BOOK AN APPOINTMENT

In my last post I wrote about research that shows acupuncture helps reduce hot flashes in men with androgen ablating therapy.   In addition to hot flashes, men can experience frequent urination, incontinence, and sexual dysfunction following prostate cancer surgery. Here are two articles I wrote focusing on prostate cancer surgery recovery.   The first is a case study published in Medical Acupuncture. ABSTRACT Background: Radical prostatectomy, while a successful treatment for prostate cancer, often results in chronic adverse effects. Objective: To report the use of acupuncture to treat frequent urination and nocturia following radical prostatectomy. Design, and Patient: A 62-year-old man reported frequent urination, nocturia, and urinary leakage. He had a history of overactive bladder for about 5 years,

A recently published study shows acupuncture is effective at relieving hot flashes in men after prostate surgery.   This study showed there was a 68.4% improvement after only two weeks of treatment.  At 6 weeks of treatment, there was an 89.2% improvement.  The researchers followed up 8 months after the treatment concluded which revealed the men maintained an 80.3 % improvement in hot flashes. The men maintained real improvement for many months after acupuncture treatment.  These results are very promising towards building integrative urology. In my experience, acupuncture helps not only with the hot flashes after prostate surgery, but acupuncture also reduces incontinence, frequent urination, and sexual dysfunction associated with prostate surgery. Abstract: International Journal of Raditation Oncology, Biology*Physics

acupuncture model

According to Chinese medicine, not all people who develop IC get the condition from the same root causes.  Acupuncture and Traditional Chinese Medicine work by correcting imbalances in the body and reset the body to bring it back to health. I like to think of this as hitting the reset button. For the treatment of Interstitial Cystitis, acupuncture can reduce the pain, frequency and discomfort of urination, along with the stress that can come with it. According to acupuncture, the body is connected by channels.  And the body’s energy, called qi (pronounced chee) flows through these meridians to keep us healthy. When there are imbalances in the qi, illness occurs. Common imbalances for Interstitial Cystitis include qi weakness, qi stagnation

Alban_052113_082 copy

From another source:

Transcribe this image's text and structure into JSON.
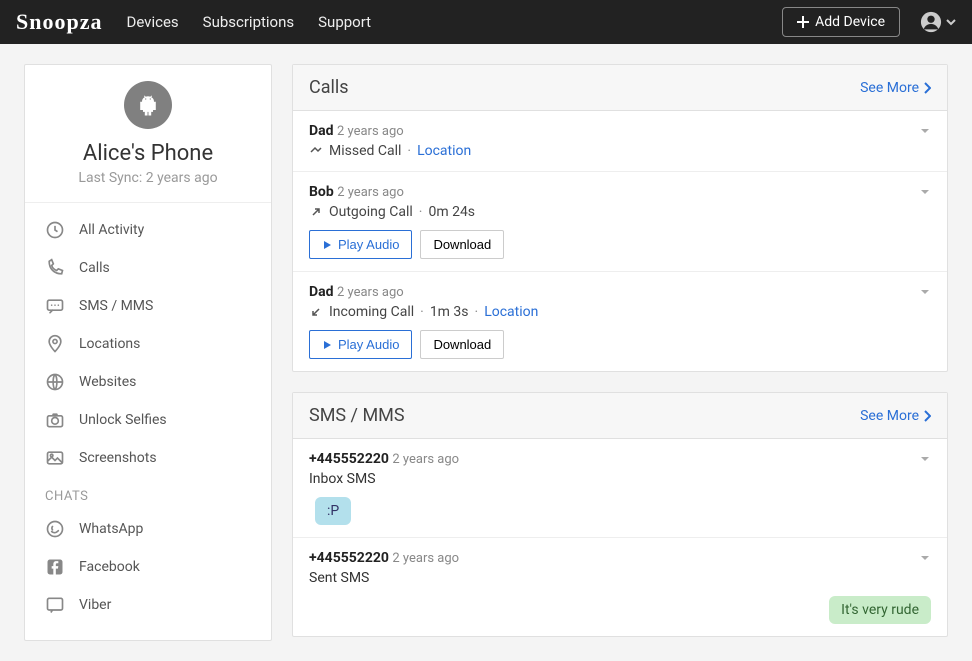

  Overactive bladder is a syndrome characterized by the frequent, strong, and sudden urge to urinate. The syndrome can seriously disrupt your life by interrupting your work and make you avoid social situations. Acupuncture and Chinese medicine can help.  Acupuncture and Chinese medicine has been treating syndromes of frequent urination for over 2000 years as well as modern clinical success. How Acupuncture Treats Overactive Bladder Acupuncture helps reduce the symptoms of overactive bladder by relaxing the nerves and muscles associated with the bladder.  Overactive bladder may be caused from bladder spasm creating the sudden need to urinate or a sudden feeling of urination when the bladder is filling, although it is not totally full. Contraction of the pelvic floor muscles

Overactive bladder is a syndrome characterized by the frequent, strong, and sudden urge to urinate. Often, those with overactive bladder will urinate eight or more times during the day, and may also experience frequent urination at night. In some cases, individuals may experience urge incontinence, which is the involuntary loss of urine right after feeling the need to urinate. The syndrome can seriously disrupt your life by interrupting your work and make you avoid social situations. But Chinese medicine can help. Chinese medicine has been treating syndromes of frequent urination for over 2000 years. Overactive bladder from the Western and Eastern Viewpoints The precise cause of overactive bladder is often unknown. Like many other syndromes, the search for the single